→ Data to examine
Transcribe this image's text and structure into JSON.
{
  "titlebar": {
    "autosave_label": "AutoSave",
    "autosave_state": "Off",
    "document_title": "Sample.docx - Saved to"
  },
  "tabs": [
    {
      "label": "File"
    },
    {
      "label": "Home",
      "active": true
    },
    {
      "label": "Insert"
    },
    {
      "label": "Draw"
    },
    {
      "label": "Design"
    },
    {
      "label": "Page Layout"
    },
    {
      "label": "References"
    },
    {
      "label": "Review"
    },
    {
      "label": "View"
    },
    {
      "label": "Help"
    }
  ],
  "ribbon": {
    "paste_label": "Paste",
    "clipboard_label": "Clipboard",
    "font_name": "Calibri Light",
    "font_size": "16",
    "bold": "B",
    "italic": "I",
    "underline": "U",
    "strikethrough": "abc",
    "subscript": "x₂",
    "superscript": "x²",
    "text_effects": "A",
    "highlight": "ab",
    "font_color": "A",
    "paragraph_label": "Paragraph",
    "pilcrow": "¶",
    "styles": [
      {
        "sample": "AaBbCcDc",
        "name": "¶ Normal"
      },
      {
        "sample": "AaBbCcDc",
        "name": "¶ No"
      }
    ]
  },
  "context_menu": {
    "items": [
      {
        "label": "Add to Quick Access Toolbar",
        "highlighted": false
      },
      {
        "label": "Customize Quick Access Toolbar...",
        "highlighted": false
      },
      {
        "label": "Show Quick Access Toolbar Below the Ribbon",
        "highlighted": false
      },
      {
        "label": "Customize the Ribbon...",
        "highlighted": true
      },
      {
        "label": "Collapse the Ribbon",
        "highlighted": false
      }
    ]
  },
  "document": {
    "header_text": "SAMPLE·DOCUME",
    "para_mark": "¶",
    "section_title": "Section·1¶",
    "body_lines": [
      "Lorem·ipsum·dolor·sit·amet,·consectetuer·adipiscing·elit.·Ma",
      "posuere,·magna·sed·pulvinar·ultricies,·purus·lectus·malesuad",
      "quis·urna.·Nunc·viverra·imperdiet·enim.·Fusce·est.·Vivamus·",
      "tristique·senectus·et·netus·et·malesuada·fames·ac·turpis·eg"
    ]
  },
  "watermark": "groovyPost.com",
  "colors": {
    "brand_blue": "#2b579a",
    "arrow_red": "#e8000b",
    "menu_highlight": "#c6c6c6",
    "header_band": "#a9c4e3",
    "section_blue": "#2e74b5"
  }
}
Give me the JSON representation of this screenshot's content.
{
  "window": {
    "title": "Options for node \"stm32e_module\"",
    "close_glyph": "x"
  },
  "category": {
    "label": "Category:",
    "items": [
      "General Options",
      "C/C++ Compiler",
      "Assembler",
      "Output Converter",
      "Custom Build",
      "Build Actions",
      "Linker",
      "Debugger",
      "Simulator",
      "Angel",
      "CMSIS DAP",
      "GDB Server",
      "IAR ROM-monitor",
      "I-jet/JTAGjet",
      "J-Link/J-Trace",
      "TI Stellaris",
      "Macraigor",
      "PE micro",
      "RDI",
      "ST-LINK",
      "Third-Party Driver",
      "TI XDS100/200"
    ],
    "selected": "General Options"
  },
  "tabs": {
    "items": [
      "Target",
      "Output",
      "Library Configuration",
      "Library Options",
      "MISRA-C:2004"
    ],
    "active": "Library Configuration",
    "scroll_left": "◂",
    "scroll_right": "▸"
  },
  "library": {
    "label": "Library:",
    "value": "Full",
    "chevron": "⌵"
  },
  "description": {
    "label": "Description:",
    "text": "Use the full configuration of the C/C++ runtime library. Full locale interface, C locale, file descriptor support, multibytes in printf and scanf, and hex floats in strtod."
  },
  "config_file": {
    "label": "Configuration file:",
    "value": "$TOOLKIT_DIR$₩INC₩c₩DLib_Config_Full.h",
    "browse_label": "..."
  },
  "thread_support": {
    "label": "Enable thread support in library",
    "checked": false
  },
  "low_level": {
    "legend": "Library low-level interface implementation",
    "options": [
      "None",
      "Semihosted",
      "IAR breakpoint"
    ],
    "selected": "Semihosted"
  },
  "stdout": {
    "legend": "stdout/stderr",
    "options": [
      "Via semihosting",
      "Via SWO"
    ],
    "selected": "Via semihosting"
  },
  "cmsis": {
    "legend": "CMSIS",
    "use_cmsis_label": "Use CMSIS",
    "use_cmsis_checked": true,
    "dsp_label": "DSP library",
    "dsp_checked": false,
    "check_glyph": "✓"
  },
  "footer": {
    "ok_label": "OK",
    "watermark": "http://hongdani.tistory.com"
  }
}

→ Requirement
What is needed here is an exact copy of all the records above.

→ Result of this task
Transcribe this image's text and structure into JSON.
{
  "titlebar": {
    "autosave_label": "AutoSave",
    "autosave_state": "Off",
    "document_title": "Sample.docx - Saved to"
  },
  "tabs": [
    {
      "label": "File"
    },
    {
      "label": "Home",
      "active": true
    },
    {
      "label": "Insert"
    },
    {
      "label": "Draw"
    },
    {
      "label": "Design"
    },
    {
      "label": "Page Layout"
    },
    {
      "label": "References"
    },
    {
      "label": "Review"
    },
    {
      "label": "View"
    },
    {
      "label": "Help"
    }
  ],
  "ribbon": {
    "paste_label": "Paste",
    "clipboard_label": "Clipboard",
    "font_name": "Calibri Light",
    "font_size": "16",
    "bold": "B",
    "italic": "I",
    "underline": "U",
    "strikethrough": "abc",
    "subscript": "x₂",
    "superscript": "x²",
    "text_effects": "A",
    "highlight": "ab",
    "font_color": "A",
    "paragraph_label": "Paragraph",
    "pilcrow": "¶",
    "styles": [
      {
        "sample": "AaBbCcDc",
        "name": "¶ Normal"
      },
      {
        "sample": "AaBbCcDc",
        "name": "¶ No"
      }
    ]
  },
  "context_menu": {
    "items": [
      {
        "label": "Add to Quick Access Toolbar",
        "highlighted": false
      },
      {
        "label": "Customize Quick Access Toolbar...",
        "highlighted": false
      },
      {
        "label": "Show Quick Access Toolbar Below the Ribbon",
        "highlighted": false
      },
      {
        "label": "Customize the Ribbon...",
        "highlighted": true
      },
      {
        "label": "Collapse the Ribbon",
        "highlighted": false
      }
    ]
  },
  "document": {
    "header_text": "SAMPLE·DOCUME",
    "para_mark": "¶",
    "section_title": "Section·1¶",
    "body_lines": [
      "Lorem·ipsum·dolor·sit·amet,·consectetuer·adipiscing·elit.·Ma",
      "posuere,·magna·sed·pulvinar·ultricies,·purus·lectus·malesuad",
      "quis·urna.·Nunc·viverra·imperdiet·enim.·Fusce·est.·Vivamus·",
      "tristique·senectus·et·netus·et·malesuada·fames·ac·turpis·eg"
    ]
  },
  "watermark": "groovyPost.com",
  "colors": {
    "brand_blue": "#2b579a",
    "arrow_red": "#e8000b",
    "menu_highlight": "#c6c6c6",
    "header_band": "#a9c4e3",
    "section_blue": "#2e74b5"
  }
}
Give me the JSON representation of this screenshot's content.
{
  "window": {
    "title": "Options for node \"stm32e_module\"",
    "close_glyph": "x"
  },
  "category": {
    "label": "Category:",
    "items": [
      "General Options",
      "C/C++ Compiler",
      "Assembler",
      "Output Converter",
      "Custom Build",
      "Build Actions",
      "Linker",
      "Debugger",
      "Simulator",
      "Angel",
      "CMSIS DAP",
      "GDB Server",
      "IAR ROM-monitor",
      "I-jet/JTAGjet",
      "J-Link/J-Trace",
      "TI Stellaris",
      "Macraigor",
      "PE micro",
      "RDI",
      "ST-LINK",
      "Third-Party Driver",
      "TI XDS100/200"
    ],
    "selected": "General Options"
  },
  "tabs": {
    "items": [
      "Target",
      "Output",
      "Library Configuration",
      "Library Options",
      "MISRA-C:2004"
    ],
    "active": "Library Configuration",
    "scroll_left": "◂",
    "scroll_right": "▸"
  },
  "library": {
    "label": "Library:",
    "value": "Full",
    "chevron": "⌵"
  },
  "description": {
    "label": "Description:",
    "text": "Use the full configuration of the C/C++ runtime library. Full locale interface, C locale, file descriptor support, multibytes in printf and scanf, and hex floats in strtod."
  },
  "config_file": {
    "label": "Configuration file:",
    "value": "$TOOLKIT_DIR$₩INC₩c₩DLib_Config_Full.h",
    "browse_label": "..."
  },
  "thread_support": {
    "label": "Enable thread support in library",
    "checked": false
  },
  "low_level": {
    "legend": "Library low-level interface implementation",
    "options": [
      "None",
      "Semihosted",
      "IAR breakpoint"
    ],
    "selected": "Semihosted"
  },
  "stdout": {
    "legend": "stdout/stderr",
    "options": [
      "Via semihosting",
      "Via SWO"
    ],
    "selected": "Via semihosting"
  },
  "cmsis": {
    "legend": "CMSIS",
    "use_cmsis_label": "Use CMSIS",
    "use_cmsis_checked": true,
    "dsp_label": "DSP library",
    "dsp_checked": false,
    "check_glyph": "✓"
  },
  "footer": {
    "ok_label": "OK",
    "watermark": "http://hongdani.tistory.com"
  }
}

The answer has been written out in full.